Multiple volleyball players at Olympic High in Charlotte were suspended for one game after holding a protest for the safety of female athletes on October 1.
The demonstration was against the decision to allow a male student, who has not been named, to continue playing on the school’s football team, despite being charged with a sexual felony.
The 15-year-old male student is playing while wearing an ankle monitor, according to one of the suspended volleyball players who did not want to be named.
She told the Charlotte Observer that she was ‘just disgusted’ that the student was allowed to keep playing.
‘But because I speak out for feeling unsafe I get punished and not allowed to play in a game,’ she said.
Olympic High in Charlotte, North Carolina has been slammed for allowing a male student facing sexual assault charges to continue to play football, but suspended female athletes who protested the decision
Sereniti Simpson, a player and one of the organisers of the walk-out, described the situation as ‘ridiculous’.
‘If you get your phone taken in class, you’re benched, but yet he can be under investigation for a sexual crime and still get to play on Friday,’ Simpson told WCNC.
Simpson said she has turned in her jersey and hopes to continue raising awareness about the prevalence of sexual assault.
An official from the Charlotte-Mecklenburg School district, which administers Olympic High, told the Observer that a demonstration in the school’s gym had been approved but not the student-led rally.
Patrick Smith, the district’s assistant superintendent of communications, told the paper that no students were disciplined for participating in the demonstration but that the walkout was ‘not part of the planned demonstration.’
He described it as ‘a safety hazard for students, staff and others in the area’ and said students were told they could face consequences for ‘unauthorized absence or endangering themselves and others’.
Parents and mentors of the suspended students are furious at their punishment, with Melissa McAtee, a mentor telling WJZY that it was almost like the school was trying ‘to silence’ the young people.
The male student was charged on September 14 with attempted second-degree rape, second-degree kidnapping and sexual battery.
Under the school district’s Code of Conduct only students ‘convicted of a crime classified as a felony under North Carolina or federal law’ is not eligible to participate in sports.
The male student has been charged but not convicted.
However following massive backlash, the system athletic director for Charlotte-Mecklenburg Schools acknowledged that ‘in this incident we did not make the right call’.
Erica Turner said that recent events had prompted the district to amend its Code of Conduct so that any student ‘arrested or charged with a criminal offense will not be allowed to participate while charges are pending’.
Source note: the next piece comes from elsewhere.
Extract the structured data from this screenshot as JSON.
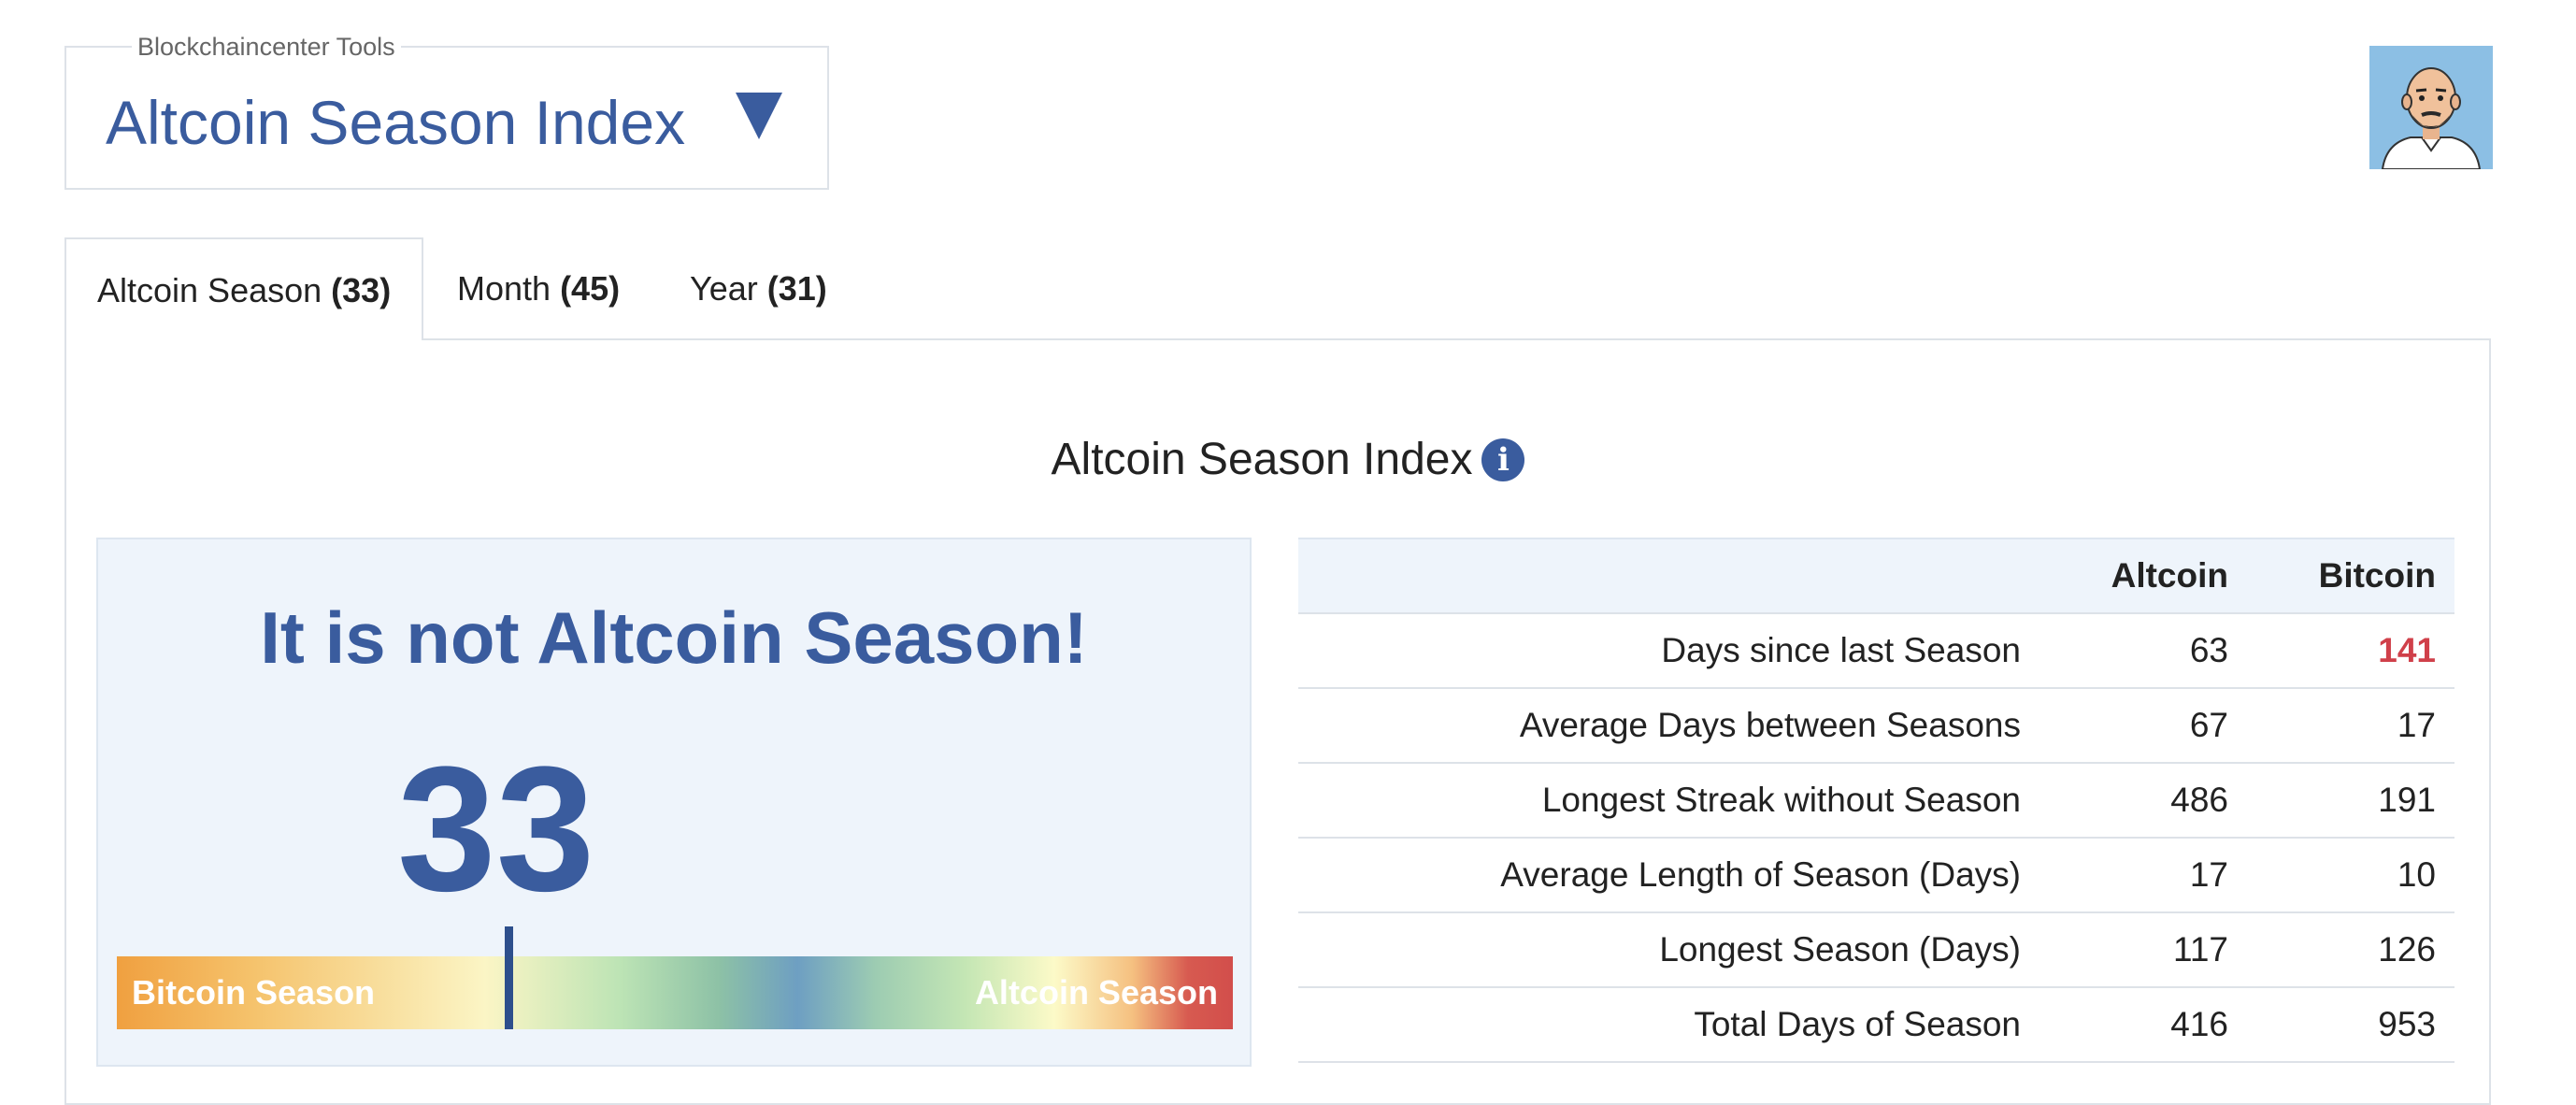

The male student was charged on September 14 with attempted second-degree rape, second-degree kidnapping and sexual battery [Stock image]